[Dataset excerpts]
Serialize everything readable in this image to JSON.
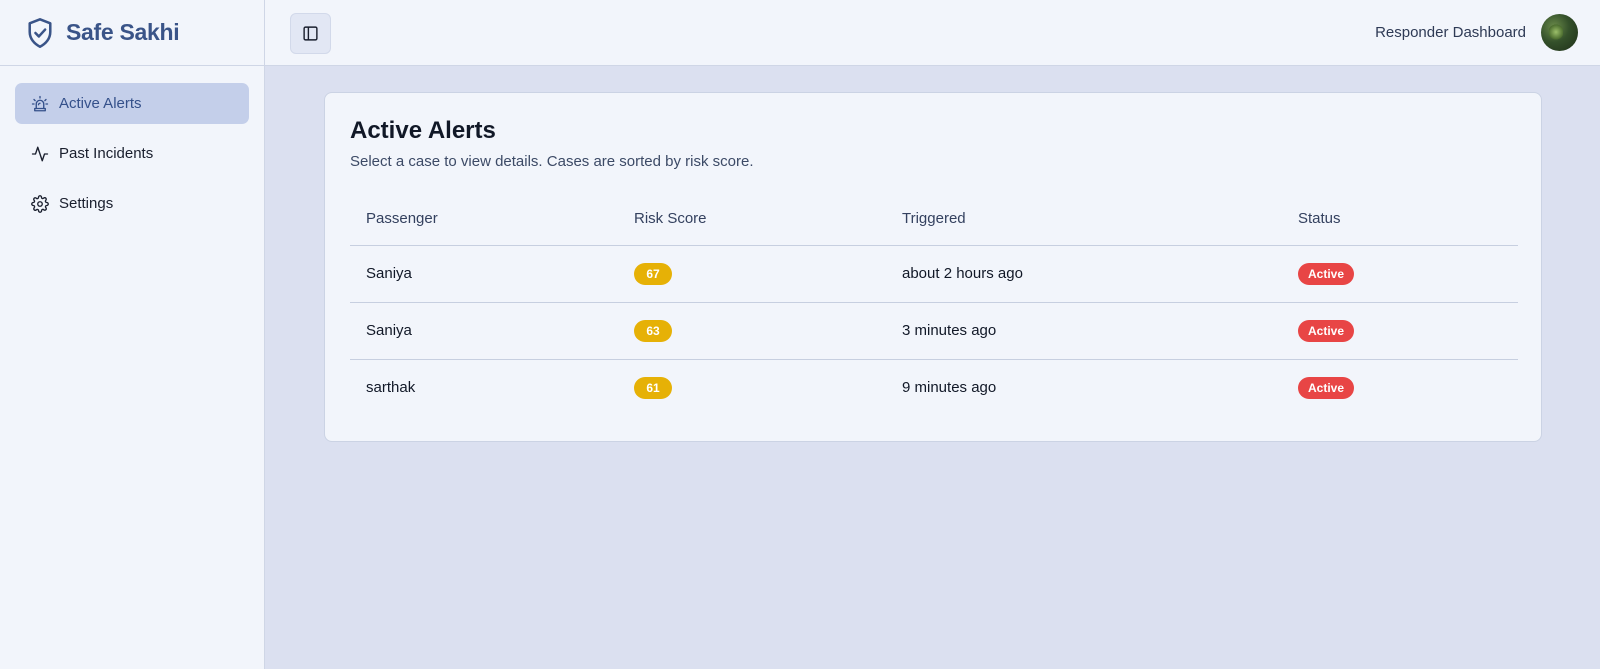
{
  "brand": {
    "name": "Safe Sakhi"
  },
  "sidebar": {
    "items": [
      {
        "label": "Active Alerts",
        "icon": "siren-icon",
        "active": true
      },
      {
        "label": "Past Incidents",
        "icon": "activity-icon",
        "active": false
      },
      {
        "label": "Settings",
        "icon": "gear-icon",
        "active": false
      }
    ]
  },
  "header": {
    "role_label": "Responder Dashboard",
    "toggle_icon": "sidebar-toggle-icon"
  },
  "main": {
    "title": "Active Alerts",
    "subtitle": "Select a case to view details. Cases are sorted by risk score.",
    "table": {
      "columns": [
        "Passenger",
        "Risk Score",
        "Triggered",
        "Status"
      ],
      "rows": [
        {
          "passenger": "Saniya",
          "risk_score": "67",
          "triggered": "about 2 hours ago",
          "status": "Active"
        },
        {
          "passenger": "Saniya",
          "risk_score": "63",
          "triggered": "3 minutes ago",
          "status": "Active"
        },
        {
          "passenger": "sarthak",
          "risk_score": "61",
          "triggered": "9 minutes ago",
          "status": "Active"
        }
      ]
    }
  },
  "colors": {
    "brand": "#3a5488",
    "active_nav_bg": "#c4cfea",
    "risk_badge": "#e6b106",
    "status_active": "#e84545",
    "content_bg": "#dbe0f0"
  }
}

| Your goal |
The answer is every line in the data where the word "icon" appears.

| Answer section |
        "icon": "siren-icon",
        "icon": "activity-icon",
        "icon": "gear-icon",
    "toggle_icon": "sidebar-toggle-icon"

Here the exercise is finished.